I wrote this article for the Valley Harvester, a local newspaper. It is an introduction to the matter of meaning, edited down significantly from the friendly debate I had with Dr. Paul Abela at Acadia in March.
A taxi driver in London had Bertrand Russell in his cab. Russell was the most famous philosopher of his day. The cabbie couldn’t miss the opportunity to ask him about the meaning of life, “So, what’s it all about?” Russell could only respond with silence.
What is it all about? Does life have meaning and purpose, or is it a random series of events that we endure until we die? The struggle for meaning is a universally shared human experience. Why am I here? What should I do with my life? Who will love me? What will happen when I die? These are all basic questions of human existence, the answers forming a worldview, a lens, through which we view the rest of life. This lens helps us to make sense of our lives.
Our worldview can lead us to believe and behave as though it all means nothing. In response, humanists say, ‘Carpe Diem!’ or, ‘seize the day!’ ‘Yolo’! Do whatever you like because you are here for only a fleeting moment. Or, our worldview can lead us to value our experiences of love and beauty, and to see in them meaning beyond the moment, beyond here and now, as a window into eternity.
To put it simply and starkly, there are two affirmations about what is means to be human. One, we will die. Two, we know that we will die. These affirmations cause us great anxiety. We know there is nothing to do to stop the creeping process of age and death, yet we also know that our minds and our hearts are caught up in eternity, a sense that through our creativity and love, we are so much more than a physical body. We are a soul, a spirit. We long for eternity beyond the certainty of death in this world.
The author and former atheist, A. N. Wilson found through his experience of the world, in particular through losing people he loved, that purely material explanations for our existence are insufficient. Language, love, and music led him to conclude that human beings are more than meat, here on the earth by accident. He became convinced from the evidence, that ‘we are spiritual beings and that the religion of the incarnation, asserting that God made humanity in His image, and continually restores humanity in His image is simply true.’ Wilson found new hope in the cross and resurrection of Jesus Christ, who ends the cycle of life and death with an affirmation of love and life.
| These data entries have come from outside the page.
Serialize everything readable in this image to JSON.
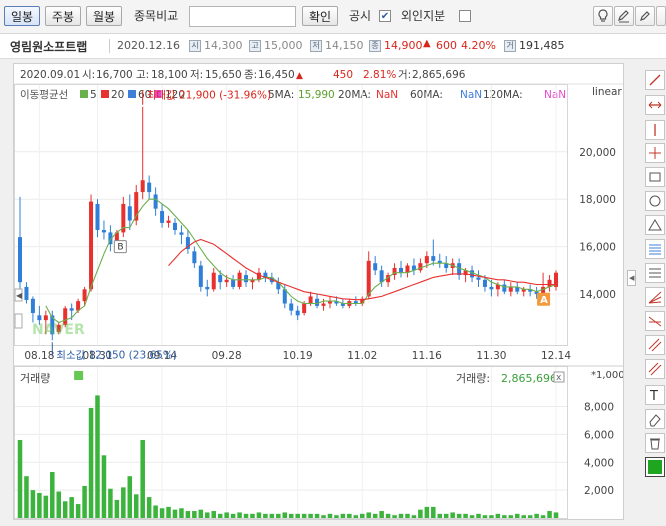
{
  "toolbar": {
    "periods": [
      {
        "label": "일봉",
        "active": true
      },
      {
        "label": "주봉",
        "active": false
      },
      {
        "label": "월봉",
        "active": false
      }
    ],
    "compare_label": "종목비교",
    "compare_value": "",
    "confirm_label": "확인",
    "disclosure_label": "공시",
    "disclosure_checked": true,
    "foreign_label": "외인지분",
    "foreign_checked": false,
    "icons": [
      "lightbulb-icon",
      "edit-icon",
      "pencil-icon",
      "refresh-icon"
    ]
  },
  "info": {
    "name": "영림원소프트랩",
    "date": "2020.12.16",
    "start_badge": "시",
    "start": "14,300",
    "high_badge": "고",
    "high": "15,000",
    "low_badge": "저",
    "low": "14,150",
    "close_badge": "종",
    "close": "14,900",
    "change": "600",
    "change_pct": "4.20%",
    "volume_badge": "거",
    "volume": "191,485",
    "up_arrow": "▲"
  },
  "chart": {
    "ohlc_line": {
      "date": "2020.09.01",
      "open_label": "시:",
      "open": "16,700",
      "high_label": "고:",
      "high": "18,100",
      "low_label": "저:",
      "low": "15,650",
      "close_label": "종:",
      "close": "16,450",
      "arrow": "▲",
      "change": "450",
      "pct": "2.81%",
      "vol_label": "거:",
      "vol": "2,865,696"
    },
    "ma_legend": {
      "title": "이동평균선",
      "items": [
        {
          "label": "5",
          "color": "#6ab04c"
        },
        {
          "label": "20",
          "color": "#e8312f"
        },
        {
          "label": "60",
          "color": "#3f7fd8"
        },
        {
          "label": "120",
          "color": "#e84ac8"
        }
      ]
    },
    "ma_values": [
      {
        "label": "5MA:",
        "value": "15,990",
        "color": "#5aa02c"
      },
      {
        "label": "20MA:",
        "value": "NaN",
        "color": "#e8312f"
      },
      {
        "label": "60MA:",
        "value": "NaN",
        "color": "#3f7fd8"
      },
      {
        "label": "120MA:",
        "value": "NaN",
        "color": "#e84ac8"
      }
    ],
    "scale_label": "linear",
    "max_label": "최대값 21,900 (-31.96%)",
    "min_label": "최소값 12,050 (23.65%)",
    "watermark": "NAVER",
    "badge_b": "B",
    "badge_a": "A",
    "volume_title": "거래량",
    "volume_value_label": "거래량:",
    "volume_value": "2,865,696",
    "volume_unit": "*1,000",
    "close_x": "x"
  },
  "chart_data": {
    "type": "candlestick",
    "price_axis": {
      "ticks": [
        "14,000",
        "16,000",
        "18,000",
        "20,000"
      ],
      "values": [
        14000,
        16000,
        18000,
        20000
      ],
      "ylim": [
        11850,
        22100
      ]
    },
    "volume_axis": {
      "ticks": [
        "2,000",
        "4,000",
        "6,000",
        "8,000"
      ],
      "values": [
        2000,
        4000,
        6000,
        8000
      ],
      "ylim": [
        0,
        8900
      ]
    },
    "x_ticks": [
      {
        "label": "08.18",
        "index": 3
      },
      {
        "label": "08.31",
        "index": 12
      },
      {
        "label": "09.14",
        "index": 22
      },
      {
        "label": "09.28",
        "index": 32
      },
      {
        "label": "10.19",
        "index": 43
      },
      {
        "label": "11.02",
        "index": 53
      },
      {
        "label": "11.16",
        "index": 63
      },
      {
        "label": "11.30",
        "index": 73
      },
      {
        "label": "12.14",
        "index": 83
      }
    ],
    "candles": [
      [
        16400,
        18100,
        14100,
        14500
      ],
      [
        14300,
        14500,
        13600,
        13750
      ],
      [
        13800,
        13900,
        12800,
        13200
      ],
      [
        13100,
        13500,
        12700,
        12900
      ],
      [
        12900,
        13300,
        12300,
        13100
      ],
      [
        13100,
        13300,
        12050,
        12300
      ],
      [
        12400,
        12800,
        12300,
        12700
      ],
      [
        12700,
        13500,
        12600,
        13400
      ],
      [
        13400,
        13600,
        12900,
        13300
      ],
      [
        13300,
        13800,
        13200,
        13700
      ],
      [
        13700,
        14300,
        13500,
        14200
      ],
      [
        14200,
        18200,
        14100,
        17900
      ],
      [
        17800,
        18000,
        16400,
        16700
      ],
      [
        16700,
        17100,
        16300,
        16600
      ],
      [
        16600,
        16900,
        15800,
        16100
      ],
      [
        16200,
        16700,
        15900,
        16600
      ],
      [
        16600,
        18100,
        16400,
        17800
      ],
      [
        17700,
        18200,
        16700,
        17100
      ],
      [
        17100,
        18600,
        16900,
        18300
      ],
      [
        18300,
        21900,
        18000,
        18800
      ],
      [
        18700,
        19000,
        18000,
        18300
      ],
      [
        18200,
        18500,
        17300,
        17600
      ],
      [
        17500,
        17800,
        16800,
        17000
      ],
      [
        17000,
        17300,
        16800,
        17100
      ],
      [
        17000,
        17200,
        16500,
        16700
      ],
      [
        16600,
        16900,
        16100,
        16500
      ],
      [
        16400,
        16700,
        15700,
        15900
      ],
      [
        15800,
        16000,
        15100,
        15300
      ],
      [
        15200,
        15400,
        14100,
        14300
      ],
      [
        14300,
        14600,
        13900,
        14200
      ],
      [
        14200,
        15100,
        14100,
        14900
      ],
      [
        14800,
        15000,
        14200,
        14500
      ],
      [
        14500,
        14800,
        14300,
        14600
      ],
      [
        14600,
        14800,
        14200,
        14300
      ],
      [
        14300,
        15000,
        14200,
        14900
      ],
      [
        14800,
        15000,
        14300,
        14500
      ],
      [
        14500,
        14700,
        14200,
        14600
      ],
      [
        14600,
        15100,
        14500,
        14900
      ],
      [
        14900,
        15000,
        14500,
        14700
      ],
      [
        14700,
        14900,
        14400,
        14500
      ],
      [
        14500,
        14700,
        14000,
        14200
      ],
      [
        14200,
        14400,
        13400,
        13600
      ],
      [
        13600,
        13800,
        13100,
        13300
      ],
      [
        13300,
        13500,
        12900,
        13100
      ],
      [
        13200,
        13700,
        13100,
        13600
      ],
      [
        13600,
        14100,
        13500,
        13900
      ],
      [
        13800,
        14000,
        13400,
        13500
      ],
      [
        13500,
        13800,
        13300,
        13600
      ],
      [
        13600,
        13900,
        13400,
        13700
      ],
      [
        13700,
        13900,
        13500,
        13600
      ],
      [
        13600,
        13800,
        13400,
        13500
      ],
      [
        13500,
        13800,
        13400,
        13700
      ],
      [
        13700,
        13900,
        13500,
        13600
      ],
      [
        13600,
        13900,
        13500,
        13800
      ],
      [
        13900,
        15800,
        13800,
        15400
      ],
      [
        15300,
        15600,
        14800,
        15000
      ],
      [
        15000,
        15200,
        14300,
        14500
      ],
      [
        14500,
        14900,
        14300,
        14800
      ],
      [
        14800,
        15300,
        14600,
        15100
      ],
      [
        15100,
        15400,
        14700,
        14900
      ],
      [
        14900,
        15300,
        14700,
        15200
      ],
      [
        15200,
        15500,
        14800,
        15000
      ],
      [
        15000,
        15500,
        14900,
        15300
      ],
      [
        15300,
        15800,
        15100,
        15600
      ],
      [
        15600,
        16300,
        15200,
        15400
      ],
      [
        15400,
        15700,
        15100,
        15300
      ],
      [
        15300,
        15600,
        14900,
        15100
      ],
      [
        15100,
        15500,
        14800,
        15300
      ],
      [
        15300,
        15500,
        14600,
        14800
      ],
      [
        14800,
        15100,
        14500,
        15000
      ],
      [
        15000,
        15200,
        14500,
        14700
      ],
      [
        14700,
        15000,
        14300,
        14600
      ],
      [
        14600,
        14800,
        14100,
        14300
      ],
      [
        14300,
        14600,
        13900,
        14200
      ],
      [
        14200,
        14500,
        13900,
        14400
      ],
      [
        14400,
        14600,
        14000,
        14100
      ],
      [
        14100,
        14500,
        13900,
        14300
      ],
      [
        14300,
        14500,
        14000,
        14100
      ],
      [
        14100,
        14300,
        13900,
        14200
      ],
      [
        14200,
        14400,
        13900,
        14100
      ],
      [
        14100,
        14300,
        13800,
        14000
      ],
      [
        14000,
        14900,
        13900,
        14300
      ],
      [
        14300,
        14800,
        14100,
        14600
      ],
      [
        14300,
        15000,
        14150,
        14900
      ]
    ],
    "ma5": [
      null,
      null,
      null,
      null,
      13500,
      13000,
      12800,
      12900,
      13000,
      13300,
      13500,
      14300,
      15000,
      15700,
      16300,
      16600,
      16800,
      16800,
      17300,
      17700,
      18000,
      18000,
      17800,
      17600,
      17300,
      17000,
      16700,
      16300,
      15900,
      15500,
      15200,
      14900,
      14700,
      14600,
      14600,
      14600,
      14600,
      14600,
      14700,
      14700,
      14500,
      14200,
      13900,
      13700,
      13600,
      13600,
      13600,
      13700,
      13700,
      13700,
      13600,
      13600,
      13600,
      13600,
      14000,
      14300,
      14500,
      14700,
      14900,
      14900,
      14900,
      15000,
      15100,
      15200,
      15300,
      15300,
      15300,
      15200,
      15100,
      15000,
      14900,
      14800,
      14700,
      14500,
      14400,
      14300,
      14300,
      14300,
      14200,
      14200,
      14100,
      14200,
      14300,
      14400
    ],
    "ma20": [
      null,
      null,
      null,
      null,
      null,
      null,
      null,
      null,
      null,
      null,
      null,
      null,
      null,
      null,
      null,
      null,
      null,
      null,
      null,
      null,
      null,
      null,
      null,
      15200,
      15500,
      15800,
      16000,
      16200,
      16300,
      16200,
      16100,
      15900,
      15700,
      15500,
      15300,
      15100,
      14950,
      14800,
      14700,
      14600,
      14500,
      14400,
      14300,
      14200,
      14100,
      14050,
      14000,
      13950,
      13900,
      13850,
      13800,
      13780,
      13760,
      13760,
      13800,
      13850,
      13900,
      14000,
      14100,
      14200,
      14300,
      14400,
      14500,
      14600,
      14700,
      14750,
      14800,
      14850,
      14850,
      14850,
      14800,
      14750,
      14700,
      14650,
      14600,
      14600,
      14550,
      14500,
      14500,
      14450,
      14400,
      14400,
      14400,
      14400
    ],
    "volume": [
      5600,
      3000,
      2000,
      1800,
      1600,
      3300,
      1900,
      1200,
      1500,
      1000,
      2300,
      7900,
      8800,
      4500,
      2100,
      1300,
      2200,
      3000,
      1700,
      5600,
      1500,
      900,
      700,
      800,
      600,
      700,
      500,
      500,
      600,
      400,
      500,
      300,
      400,
      300,
      400,
      300,
      300,
      400,
      300,
      300,
      300,
      400,
      300,
      300,
      300,
      300,
      300,
      200,
      300,
      200,
      300,
      300,
      200,
      300,
      400,
      300,
      500,
      300,
      200,
      300,
      300,
      200,
      600,
      800,
      800,
      300,
      300,
      400,
      300,
      300,
      200,
      300,
      200,
      200,
      300,
      200,
      200,
      300,
      200,
      200,
      300,
      200,
      500,
      400
    ],
    "volume_marker_index": 9
  }
}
To know we are loved by God, and so to love him, and others, in return lies, at the heart of life’s meaning. Ultimately, we cannot say that we hold the meaning of life. But we can be confident that the Meaning of Life holds us. And that’s a good place to start figuring out ‘what it’s all about’.